Extracted material:
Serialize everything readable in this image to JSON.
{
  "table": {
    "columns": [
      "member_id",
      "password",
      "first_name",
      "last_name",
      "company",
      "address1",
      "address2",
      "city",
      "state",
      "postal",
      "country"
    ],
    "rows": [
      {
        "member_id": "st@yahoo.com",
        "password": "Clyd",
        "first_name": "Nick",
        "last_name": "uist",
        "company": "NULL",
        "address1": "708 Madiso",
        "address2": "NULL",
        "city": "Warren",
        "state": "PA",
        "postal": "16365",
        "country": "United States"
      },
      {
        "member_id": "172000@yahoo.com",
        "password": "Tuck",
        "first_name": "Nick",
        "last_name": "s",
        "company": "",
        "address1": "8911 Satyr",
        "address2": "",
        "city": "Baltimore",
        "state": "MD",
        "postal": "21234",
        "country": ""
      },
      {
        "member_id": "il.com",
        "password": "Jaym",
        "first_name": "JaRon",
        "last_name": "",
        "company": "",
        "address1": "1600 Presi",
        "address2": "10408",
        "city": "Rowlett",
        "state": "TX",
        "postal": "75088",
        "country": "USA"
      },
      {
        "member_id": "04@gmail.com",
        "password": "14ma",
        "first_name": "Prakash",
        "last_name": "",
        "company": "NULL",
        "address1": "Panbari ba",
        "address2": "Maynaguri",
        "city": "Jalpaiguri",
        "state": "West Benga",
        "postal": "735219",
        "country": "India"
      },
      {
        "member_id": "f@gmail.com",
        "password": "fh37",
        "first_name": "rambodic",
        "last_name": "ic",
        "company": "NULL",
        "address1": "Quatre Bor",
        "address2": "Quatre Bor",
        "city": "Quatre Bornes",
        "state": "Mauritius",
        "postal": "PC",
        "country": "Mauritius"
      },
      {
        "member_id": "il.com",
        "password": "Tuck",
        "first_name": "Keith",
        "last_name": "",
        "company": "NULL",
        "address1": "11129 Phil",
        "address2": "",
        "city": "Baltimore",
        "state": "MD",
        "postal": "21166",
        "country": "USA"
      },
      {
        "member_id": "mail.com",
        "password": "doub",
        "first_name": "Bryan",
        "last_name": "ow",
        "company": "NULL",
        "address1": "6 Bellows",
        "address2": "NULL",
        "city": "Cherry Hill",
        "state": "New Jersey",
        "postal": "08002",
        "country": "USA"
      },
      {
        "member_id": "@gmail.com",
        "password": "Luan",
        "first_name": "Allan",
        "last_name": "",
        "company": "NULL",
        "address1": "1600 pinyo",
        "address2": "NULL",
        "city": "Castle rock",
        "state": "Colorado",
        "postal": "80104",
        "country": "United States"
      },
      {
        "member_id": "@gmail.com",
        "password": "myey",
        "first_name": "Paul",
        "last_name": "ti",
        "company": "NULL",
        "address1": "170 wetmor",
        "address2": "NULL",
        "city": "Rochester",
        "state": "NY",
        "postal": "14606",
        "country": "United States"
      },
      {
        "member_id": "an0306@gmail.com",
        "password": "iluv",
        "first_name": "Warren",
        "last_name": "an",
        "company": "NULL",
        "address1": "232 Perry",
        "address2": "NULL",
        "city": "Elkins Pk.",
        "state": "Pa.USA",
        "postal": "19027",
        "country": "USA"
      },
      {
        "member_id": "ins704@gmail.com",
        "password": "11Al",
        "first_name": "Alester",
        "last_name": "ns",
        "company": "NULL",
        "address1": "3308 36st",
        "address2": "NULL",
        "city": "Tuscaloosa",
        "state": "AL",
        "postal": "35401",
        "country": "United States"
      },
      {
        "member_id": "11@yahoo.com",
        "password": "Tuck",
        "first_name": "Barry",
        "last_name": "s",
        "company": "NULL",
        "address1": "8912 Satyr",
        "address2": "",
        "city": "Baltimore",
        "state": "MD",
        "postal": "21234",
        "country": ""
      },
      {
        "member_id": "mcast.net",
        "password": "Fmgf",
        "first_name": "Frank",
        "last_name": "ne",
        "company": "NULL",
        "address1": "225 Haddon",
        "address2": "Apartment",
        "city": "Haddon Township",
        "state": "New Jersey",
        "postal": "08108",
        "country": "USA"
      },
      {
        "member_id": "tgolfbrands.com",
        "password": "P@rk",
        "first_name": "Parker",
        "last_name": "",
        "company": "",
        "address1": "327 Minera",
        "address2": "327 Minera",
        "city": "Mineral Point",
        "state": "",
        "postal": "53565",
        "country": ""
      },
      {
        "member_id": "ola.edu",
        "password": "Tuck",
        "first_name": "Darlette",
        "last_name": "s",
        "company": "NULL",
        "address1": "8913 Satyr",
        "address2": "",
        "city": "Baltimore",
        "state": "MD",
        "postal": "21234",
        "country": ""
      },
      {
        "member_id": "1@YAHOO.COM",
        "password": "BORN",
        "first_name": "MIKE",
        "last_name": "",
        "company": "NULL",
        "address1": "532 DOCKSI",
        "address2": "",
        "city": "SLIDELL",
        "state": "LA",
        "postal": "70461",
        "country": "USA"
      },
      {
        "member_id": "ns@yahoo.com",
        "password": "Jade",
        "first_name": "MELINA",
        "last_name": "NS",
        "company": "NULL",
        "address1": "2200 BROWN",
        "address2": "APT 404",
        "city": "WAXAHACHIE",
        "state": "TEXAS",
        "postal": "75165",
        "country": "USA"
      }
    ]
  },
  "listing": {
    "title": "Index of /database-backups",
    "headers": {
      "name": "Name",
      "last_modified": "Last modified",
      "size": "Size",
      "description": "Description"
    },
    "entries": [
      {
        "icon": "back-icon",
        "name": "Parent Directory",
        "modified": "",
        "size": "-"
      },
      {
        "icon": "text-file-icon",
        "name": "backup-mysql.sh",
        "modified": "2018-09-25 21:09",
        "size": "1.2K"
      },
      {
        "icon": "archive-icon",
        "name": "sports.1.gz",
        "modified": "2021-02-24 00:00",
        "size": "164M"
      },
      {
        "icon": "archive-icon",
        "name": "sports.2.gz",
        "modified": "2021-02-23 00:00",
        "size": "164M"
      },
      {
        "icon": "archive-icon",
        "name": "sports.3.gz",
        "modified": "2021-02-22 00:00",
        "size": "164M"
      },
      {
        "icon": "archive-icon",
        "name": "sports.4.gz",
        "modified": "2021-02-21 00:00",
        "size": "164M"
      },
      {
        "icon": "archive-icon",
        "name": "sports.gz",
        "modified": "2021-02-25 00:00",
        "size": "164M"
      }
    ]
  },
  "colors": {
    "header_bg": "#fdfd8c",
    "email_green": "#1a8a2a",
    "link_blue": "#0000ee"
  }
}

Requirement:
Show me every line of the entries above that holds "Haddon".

Solution:
        "address1": "225 Haddon",
        "city": "Haddon Township",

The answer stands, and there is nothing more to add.